[Records contained in a dataset]
□ □ □ □ □

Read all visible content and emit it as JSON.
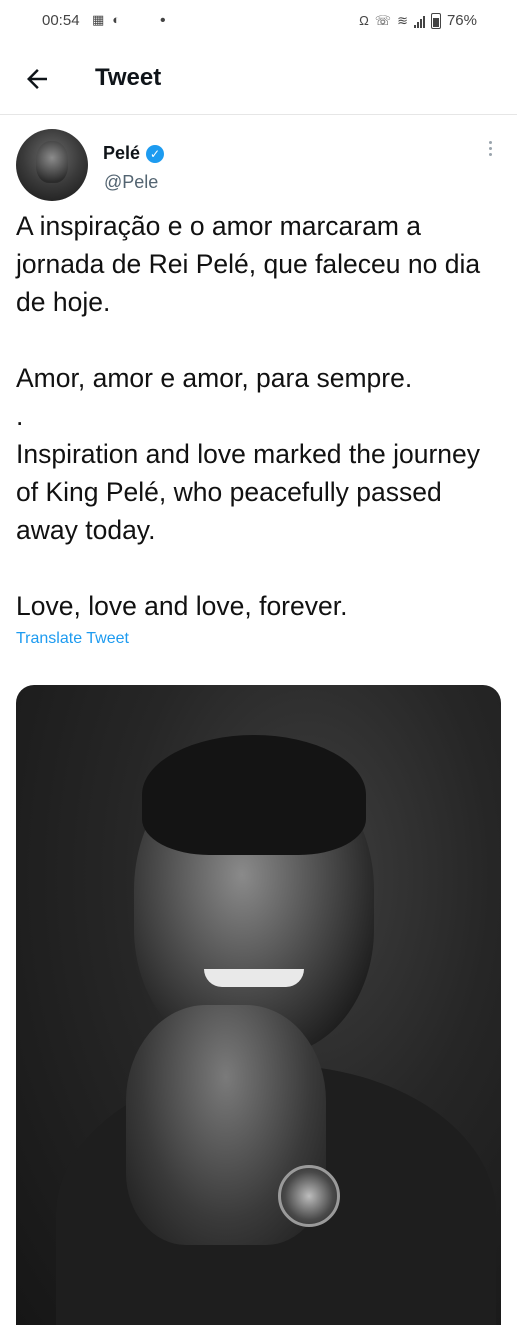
{
  "status_bar": {
    "time": "00:54",
    "battery": "76%"
  },
  "header": {
    "title": "Tweet"
  },
  "tweet": {
    "author_name": "Pelé",
    "author_handle": "@Pele",
    "paragraphs": [
      "A inspiração e o amor marcaram a jornada de Rei Pelé, que faleceu no dia de hoje.",
      "Amor, amor e amor, para sempre.",
      ".",
      "Inspiration and love marked the journey of King Pelé, who peacefully passed away today.",
      "Love, love and love, forever."
    ],
    "translate_label": "Translate Tweet"
  },
  "colors": {
    "accent": "#1d9bf0",
    "text": "#0f1419",
    "muted": "#536471"
  }
}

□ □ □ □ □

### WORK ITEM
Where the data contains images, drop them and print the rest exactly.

### EXERCISE OUTPUT
Read all visible content and emit it as JSON.
{
  "status_bar": {
    "time": "00:54",
    "battery": "76%"
  },
  "header": {
    "title": "Tweet"
  },
  "tweet": {
    "author_name": "Pelé",
    "author_handle": "@Pele",
    "paragraphs": [
      "A inspiração e o amor marcaram a jornada de Rei Pelé, que faleceu no dia de hoje.",
      "Amor, amor e amor, para sempre.",
      ".",
      "Inspiration and love marked the journey of King Pelé, who peacefully passed away today.",
      "Love, love and love, forever."
    ],
    "translate_label": "Translate Tweet"
  },
  "colors": {
    "accent": "#1d9bf0",
    "text": "#0f1419",
    "muted": "#536471"
  }
}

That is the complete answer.